Required action:
Isolate every line in the data with the string "placeholder" and copy it.

[Excerpts from an interface dataset]
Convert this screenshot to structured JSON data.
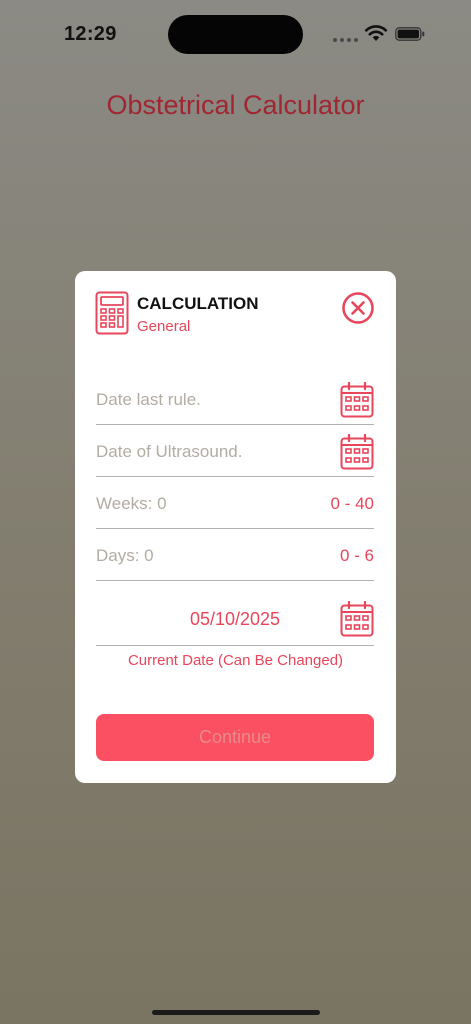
{
  "status_bar": {
    "time": "12:29"
  },
  "app": {
    "title": "Obstetrical Calculator"
  },
  "modal": {
    "title": "CALCULATION",
    "subtitle": "General",
    "fields": {
      "last_rule": {
        "placeholder": "Date last rule."
      },
      "ultrasound": {
        "placeholder": "Date of Ultrasound."
      },
      "weeks": {
        "label": "Weeks: 0",
        "range": "0 - 40"
      },
      "days": {
        "label": "Days: 0",
        "range": "0 - 6"
      }
    },
    "current_date": {
      "value": "05/10/2025",
      "note": "Current Date (Can Be Changed)"
    },
    "continue_label": "Continue"
  },
  "colors": {
    "accent": "#e8465b",
    "title": "#a02632",
    "button": "#fb4f62",
    "button_text_disabled": "#e88a8a",
    "placeholder": "#b3aca2"
  },
  "icons": {
    "header": "calculator-icon",
    "close": "close-circle-icon",
    "calendar": "calendar-icon"
  }
}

Output of the task:
        "placeholder": "Date last rule."
        "placeholder": "Date of Ultrasound."
    "placeholder": "#b3aca2"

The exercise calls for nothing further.